The Tur Orach Chayim (Siman 581/ סימן תקפ״א) writes in the name of Pirkei D’Rebbe Eliezer: Our minhag to blow shofar during Elul flows from a tradition that we have. When Moshe Rabbeinu was commanded to ascend Har Sinai to receive the second set of Luchot, Hashem requested that a shofar be blown in the camp to mark the moment, in order to avoid the earlier mistake of miscalculating Moshe’s expected descent that led to the Chet Ha’Egel.
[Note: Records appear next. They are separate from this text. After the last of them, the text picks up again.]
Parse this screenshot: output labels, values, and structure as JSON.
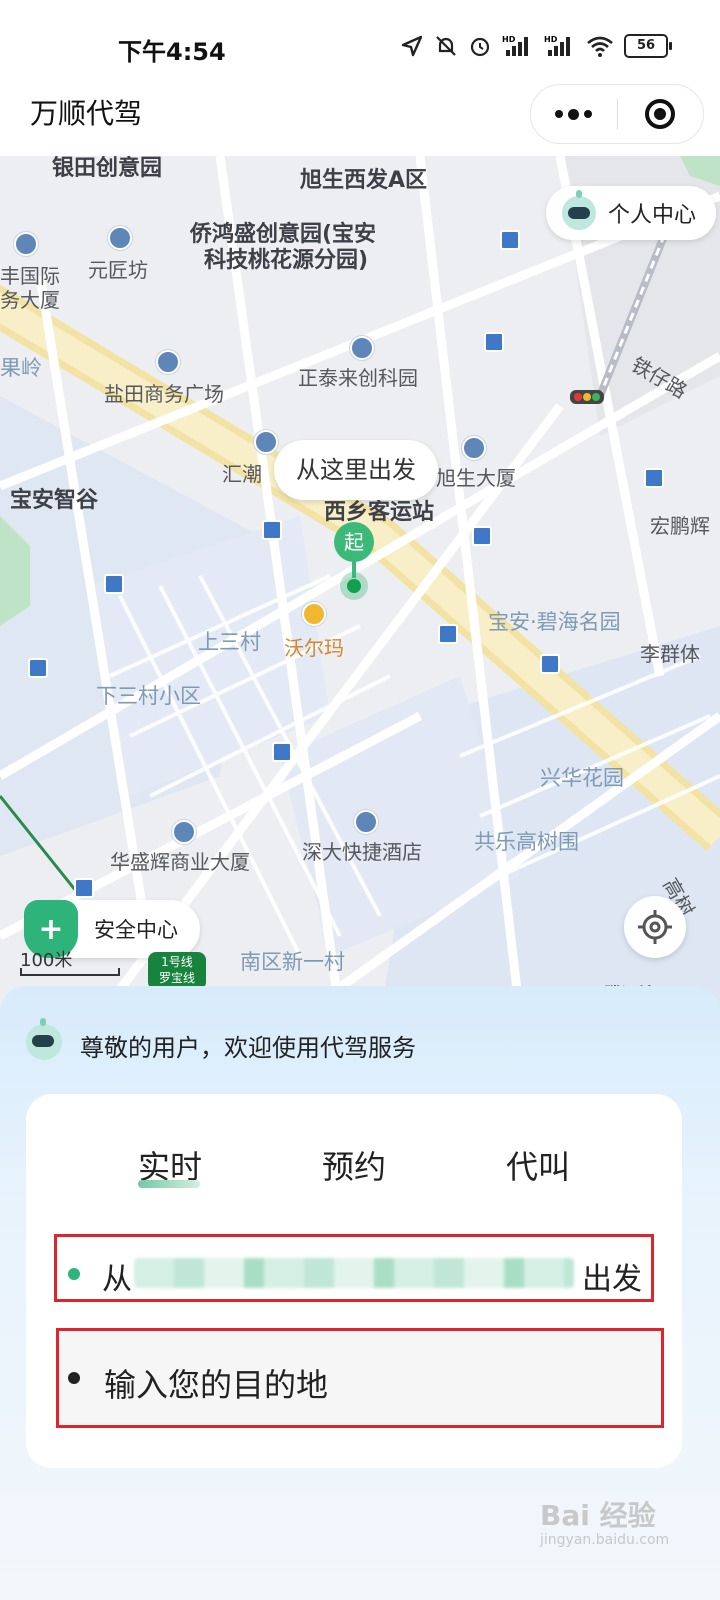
{
  "status_bar": {
    "time": "下午4:54",
    "battery": "56"
  },
  "header": {
    "title": "万顺代驾"
  },
  "map": {
    "callout": "从这里出发",
    "start_marker": "起",
    "personal_center": "个人中心",
    "safety_center": "安全中心",
    "scale": "100米",
    "metro_line": "1号线\n罗宝线",
    "attribution": "腾讯地图",
    "labels": [
      "银田创意园",
      "旭生西发A区",
      "侨鸿盛创意园(宝安",
      "科技桃花源分园)",
      "丰国际",
      "务大厦",
      "元匠坊",
      "果岭",
      "盐田商务广场",
      "正泰来创科园",
      "铁仔路",
      "汇潮",
      "旭生大厦",
      "宝安智谷",
      "西乡客运站",
      "宏鹏辉",
      "上三村",
      "沃尔玛",
      "宝安·碧海名园",
      "李群体",
      "下三村小区",
      "兴华花园",
      "华盛辉商业大厦",
      "深大快捷酒店",
      "共乐高树围",
      "南区新一村",
      "高树"
    ]
  },
  "panel": {
    "welcome": "尊敬的用户，欢迎使用代驾服务",
    "tabs": [
      "实时",
      "预约",
      "代叫"
    ],
    "from_prefix": "从",
    "from_suffix": "出发",
    "to_placeholder": "输入您的目的地"
  },
  "watermark": {
    "main": "Bai 经验",
    "sub": "jingyan.baidu.com"
  },
  "colors": {
    "accent": "#2eb37a",
    "highlight": "#e0242b"
  }
}
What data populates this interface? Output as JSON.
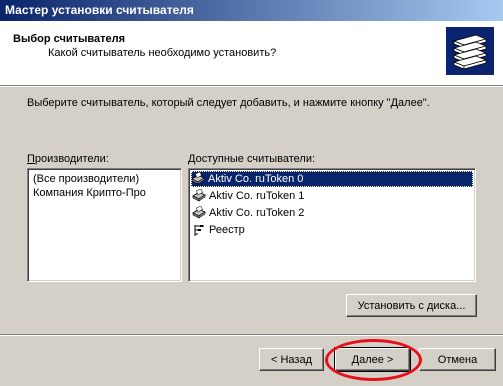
{
  "window": {
    "title": "Мастер установки считывателя"
  },
  "header": {
    "title": "Выбор считывателя",
    "subtitle": "Какой считыватель необходимо установить?",
    "logo_icon": "server-stack-icon"
  },
  "instructions": "Выберите считыватель, который следует добавить, и нажмите кнопку \"Далее\".",
  "manufacturers": {
    "label_mnemonic": "П",
    "label_rest": "роизводители:",
    "items": [
      "(Все производители)",
      "Компания Крипто-Про"
    ]
  },
  "readers": {
    "label_mnemonic": "Д",
    "label_rest": "оступные считыватели:",
    "items": [
      {
        "name": "Aktiv Co. ruToken 0",
        "icon": "smartcard-reader-icon",
        "selected": true
      },
      {
        "name": "Aktiv Co. ruToken 1",
        "icon": "smartcard-reader-icon",
        "selected": false
      },
      {
        "name": "Aktiv Co. ruToken 2",
        "icon": "smartcard-reader-icon",
        "selected": false
      },
      {
        "name": "Реестр",
        "icon": "registry-icon",
        "selected": false
      }
    ]
  },
  "buttons": {
    "install_from_disk": "Установить с диска...",
    "back": "< Назад",
    "next": "Далее >",
    "cancel": "Отмена"
  },
  "colors": {
    "selection": "#0a246a",
    "highlight_circle": "#e8101a",
    "face": "#d4d0c8"
  }
}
The same shofar that was used to announce Moshe’s going up, the Tur says, was used to elevate Hashem, as it is written in Psalm 47:6: God ascended with a blast, Hashem with the sound of a shofar.
The Tur adds: Therefore, the Sages established blowing the shofar throughout all of Elul in order to motivate the people to do teshuva, as it says in Amos (3:6) Will the shofar be blown in the city and the nation not tremble? …and also to confuse the Satan.
In our source verse, it says they blew shofar only on the day that Moshe Rabbeinu re-ascended Har Sinai. Why then do we blow shofar on every day of Elul?
What is the connection between the tekia (and the announcement that Moses went up to the heavens), and the ascent – so to speak – of the Master of the Universe, also with a shofar?
If we say that blowing shofar serves to awaken the people to do teshuva, as the Tur wrote: Is it possible that a shofar sounds in the city and the nation not tremble? – then why do we not blow during the 10 days of Penitence? The Aseret Y’mei Teshuva are the essence of repentance, days reserved for doing teshuva. How can we not blow during those 10 days?